A clean-cut and very conventional young American businessman named Carson (Clifford David) arrives in London. He’s looking for his fiancée who has joined a beatnik crowd and is enjoying the hedonistic lifestyle of this sub-culture. Or rather she’s not enjoying it since it consists mostly of pompous would-be artists and poets getting drunk and getting stoned and jumping in and out of bed with each other and making their lives as wretched as they can. They’re rejecting the materialism of their parents and protesting the wickedness of the system so it’s obviously important to be as miserable and self-destructive as possible.
Carson finds that his fiancée, Melina, is avoiding him. Moise has been trying to get her into bed, without success. He’s become obsessed with her. Almost as obsessed with her as he is with himself. One of the other losers among this crowd, Phil, thinks he’s in love with her. Carson finds an ally of sorts in Nina (Catherine Woodville). Nina has started to tire of the infantile lifestyle of the beatniks and decides that maybe a man who is not a pathetic loser might be a better bet than any of her erstwhile companions. She’s ready to leave the kindergarten and join the grown-up world.

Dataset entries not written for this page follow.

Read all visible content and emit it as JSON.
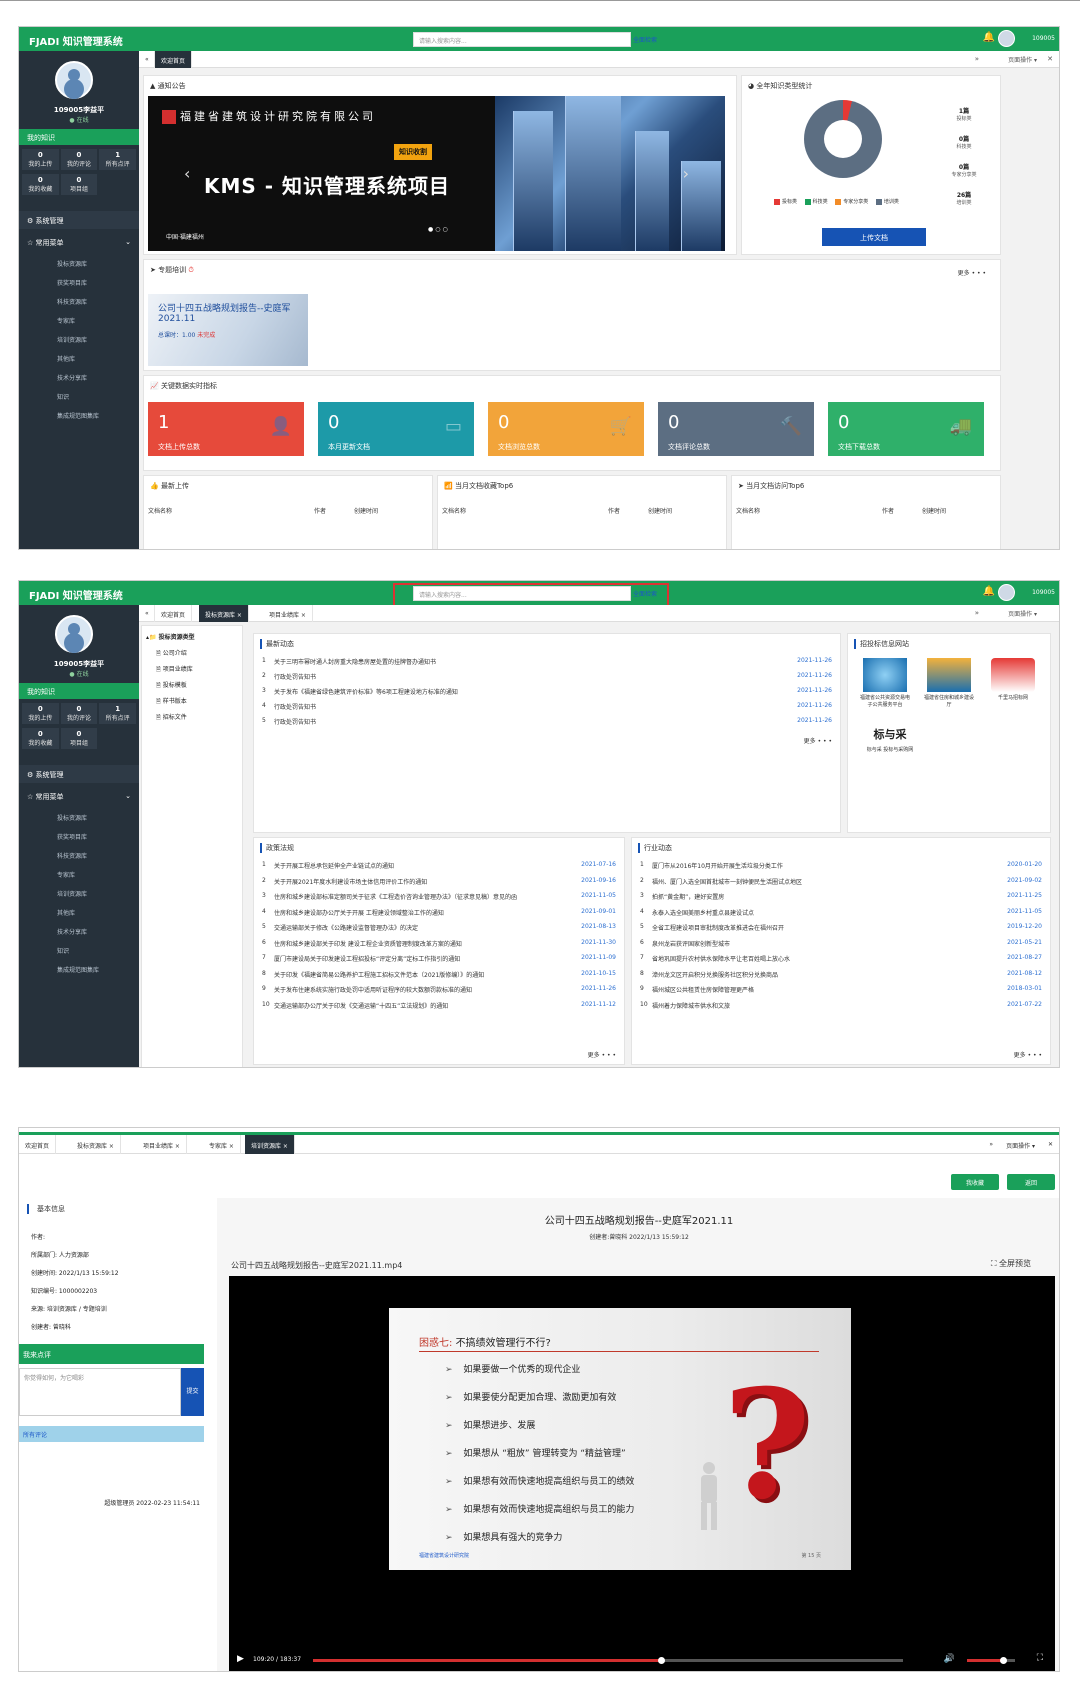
{
  "app": {
    "brand": "FJADI 知识管理系统",
    "search_placeholder": "请输入搜索内容...",
    "search_link": "全面检索",
    "user": "109005",
    "avatar": "user-avatar"
  },
  "sidebar": {
    "name": "109005李益平",
    "status": "● 在线",
    "my_knowledge": "我的知识",
    "stats": [
      {
        "value": "0",
        "label": "我的上传"
      },
      {
        "value": "0",
        "label": "我的评论"
      },
      {
        "value": "1",
        "label": "所有点评"
      },
      {
        "value": "0",
        "label": "我的收藏"
      },
      {
        "value": "0",
        "label": "项目组"
      }
    ],
    "system_menu": "系统管理",
    "common_menu": "常用菜单",
    "items": [
      "投标资源库",
      "获奖项目库",
      "科技资源库",
      "专家库",
      "培训资源库",
      "其他库",
      "技术分享库",
      "知识",
      "集成规范图集库"
    ]
  },
  "screen1": {
    "tabs": [
      "欢迎首页"
    ],
    "page_ops": "页面操作",
    "notice_title": "通知公告",
    "banner": {
      "company": "福建省建筑设计研究院有限公司",
      "tag": "知识收割",
      "headline": "KMS - 知识管理系统项目",
      "place": "中国·福建福州"
    },
    "stats_title": "全年知识类型统计",
    "side_stats": [
      {
        "value": "1篇",
        "label": "投标类"
      },
      {
        "value": "0篇",
        "label": "科技类"
      },
      {
        "value": "0篇",
        "label": "专家分享类"
      },
      {
        "value": "26篇",
        "label": "培训类"
      }
    ],
    "legend": [
      "投标类",
      "科技类",
      "专家分享类",
      "培训类"
    ],
    "upload_btn": "上传文档",
    "training_title": "专题培训",
    "more": "更多 • • •",
    "course": {
      "title": "公司十四五战略规划报告--史庭军",
      "date": "2021.11",
      "hours": "总课时：1.00",
      "status": "未完成"
    },
    "indicators_title": "关键数据实时指标",
    "kpis": [
      {
        "value": "1",
        "label": "文档上传总数",
        "color": "#e64a3b"
      },
      {
        "value": "0",
        "label": "本月更新文档",
        "color": "#1d9aa8"
      },
      {
        "value": "0",
        "label": "文档浏览总数",
        "color": "#f2a43a"
      },
      {
        "value": "0",
        "label": "文档评论总数",
        "color": "#5c6e82"
      },
      {
        "value": "0",
        "label": "文档下载总数",
        "color": "#2fb06a"
      }
    ],
    "lists": [
      {
        "title": "最新上传",
        "cols": [
          "文档名称",
          "作者",
          "创建时间"
        ]
      },
      {
        "title": "当月文档收藏Top6",
        "cols": [
          "文档名称",
          "作者",
          "创建时间"
        ]
      },
      {
        "title": "当月文档访问Top6",
        "cols": [
          "文档名称",
          "作者",
          "创建时间"
        ]
      }
    ]
  },
  "screen2": {
    "tabs": [
      "欢迎首页",
      "投标资源库 ×",
      "项目业绩库 ×"
    ],
    "page_ops": "页面操作",
    "tree_root": "投标资源类型",
    "tree": [
      "公司介绍",
      "项目业绩库",
      "投标模板",
      "样书版本",
      "招标文件"
    ],
    "latest_title": "最新动态",
    "latest": [
      {
        "t": "关于三明市幂时通人封房重大隐患房屋处置的挂牌督办通知书",
        "d": "2021-11-26"
      },
      {
        "t": "行政处罚告知书",
        "d": "2021-11-26"
      },
      {
        "t": "关于发布《福建省绿色建筑评价标准》等6项工程建设地方标准的通知",
        "d": "2021-11-26"
      },
      {
        "t": "行政处罚告知书",
        "d": "2021-11-26"
      },
      {
        "t": "行政处罚告知书",
        "d": "2021-11-26"
      }
    ],
    "sites_title": "招投标信息网站",
    "sites": [
      "福建省公共资源交易电子公共服务平台",
      "福建省住房和城乡建设厅",
      "千里马招标网",
      "标与采 投标与采购网"
    ],
    "policy_title": "政策法规",
    "policy": [
      {
        "t": "关于开展工程总承包延伸全产业链试点的通知",
        "d": "2021-07-16"
      },
      {
        "t": "关于开展2021年度水利建设市场主体信用评价工作的通知",
        "d": "2021-09-16"
      },
      {
        "t": "住房和城乡建设部标准定额司关于征求《工程造价咨询业管理办法》（征求意见稿）意见的函",
        "d": "2021-11-05"
      },
      {
        "t": "住房和城乡建设部办公厅关于开展 工程建设领域整治工作的通知",
        "d": "2021-09-01"
      },
      {
        "t": "交通运输部关于修改《公路建设监督管理办法》的决定",
        "d": "2021-08-13"
      },
      {
        "t": "住房和城乡建设部关于印发 建设工程企业资质管理制度改革方案的通知",
        "d": "2021-11-30"
      },
      {
        "t": "厦门市建设局关于印发建设工程招投标“评定分离”定标工作指引的通知",
        "d": "2021-11-09"
      },
      {
        "t": "关于印发《福建省简易公路养护工程施工招标文件范本（2021版修编）》的通知",
        "d": "2021-10-15"
      },
      {
        "t": "关于发布住建系统实施行政处罚中适用听证程序的较大数额罚款标准的通知",
        "d": "2021-11-26"
      },
      {
        "t": "交通运输部办公厅关于印发《交通运输“十四五”立法规划》的通知",
        "d": "2021-11-12"
      }
    ],
    "industry_title": "行业动态",
    "industry": [
      {
        "t": "厦门市从2016年10月开始开展生活垃圾分类工作",
        "d": "2020-01-20"
      },
      {
        "t": "福州、厦门入选全国首批城市一刻钟便民生活圈试点地区",
        "d": "2021-09-02"
      },
      {
        "t": "拍抓“黄金期”，建好安置房",
        "d": "2021-11-25"
      },
      {
        "t": "永泰入选全国美丽乡村重点县建设试点",
        "d": "2021-11-05"
      },
      {
        "t": "全省工程建设项目审批制度改革推进会在福州召开",
        "d": "2019-12-20"
      },
      {
        "t": "泉州龙岩获评国家创新型城市",
        "d": "2021-05-21"
      },
      {
        "t": "省地巩固提升农村供水保障水平让老百姓喝上放心水",
        "d": "2021-08-27"
      },
      {
        "t": "漳州龙文区开启积分兑换服务社区积分兑换商品",
        "d": "2021-08-12"
      },
      {
        "t": "福州城区公共租赁住房保障管理更严格",
        "d": "2018-03-01"
      },
      {
        "t": "福州着力保障城市供水和文旅",
        "d": "2021-07-22"
      }
    ],
    "more": "更多 • • •"
  },
  "screen3": {
    "tabs": [
      "欢迎首页",
      "投标资源库 ×",
      "项目业绩库 ×",
      "专家库 ×",
      "培训资源库 ×"
    ],
    "page_ops": "页面操作",
    "btn_back": "返回",
    "btn_fav": "我收藏",
    "info_title": "基本信息",
    "info": [
      "作者:",
      "所属部门: 人力资源部",
      "创建时间: 2022/1/13 15:59:12",
      "知识编号: 1000002203",
      "来源: 培训资源库 / 专题培训",
      "创建者: 曾晓科"
    ],
    "comment_title": "我来点评",
    "comment_placeholder": "你觉得如何，为它喝彩",
    "submit": "提交",
    "all_comments": "所有评论",
    "comment_meta": "超级管理员 2022-02-23 11:54:11",
    "video_title": "公司十四五战略规划报告--史庭军2021.11",
    "video_meta": "创建者:曾晓科   2022/1/13 15:59:12",
    "file_name": "公司十四五战略规划报告--史庭军2021.11.mp4",
    "full_preview": "全屏预览",
    "slide_head": "困惑七:",
    "slide_head_text": "不搞绩效管理行不行?",
    "bullets": [
      "如果要做一个优秀的现代企业",
      "如果要使分配更加合理、激励更加有效",
      "如果想进步、发展",
      "如果想从 “粗放” 管理转变为 “精益管理”",
      "如果想有效而快速地提高组织与员工的绩效",
      "如果想有效而快速地提高组织与员工的能力",
      "如果想具有强大的竞争力"
    ],
    "slide_logo": "福建省建筑设计研究院",
    "slide_page": "第 15 页",
    "time": "109:20 / 183:37",
    "progress": 0.59,
    "volume": 0.75
  }
}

The movie had endless problems with the British censor which delayed its release for several years and caused director Guy Hamilton and the producers to remove their names from the credits in protest at the censor’s cuts. Not having his name attached to this turkey was probably a lucky break for Hamilton. OK, I can see what he was trying to say. His view of the movie is that the message was that if you’re going to reject society’s values then you’d better have something workable to replace them with, which of course the beatniks don’t have. It’s a valid message that does come across fairly well. The problem is the clumsy script, the cringe-inducing dialogue, the listless directing, the repellant nature of the characters and the generally poor acting. Even Oliver Reed is bad, and I’m a huge Oliver Reed fan.
As a look at beatnik culture it’s as depressing as beatnik culture really was. Overgrown children thinking they’d discovered the answer to all of society’s ills by wallowing in their own vomit while spouting excruciatingly bad poetry.
Beat Girl (1960). The Party's Over just takes itself too seriously.
I compared the DVD and Blu-Ray transfer and to me they look identical, so I have no idea why the BFI bothered with the Blu-Ray. Both transfers are good although there’s quite a bit of print damage. There’s an informative booklet that takes this dreadful movie almost as seriously as it takes itself.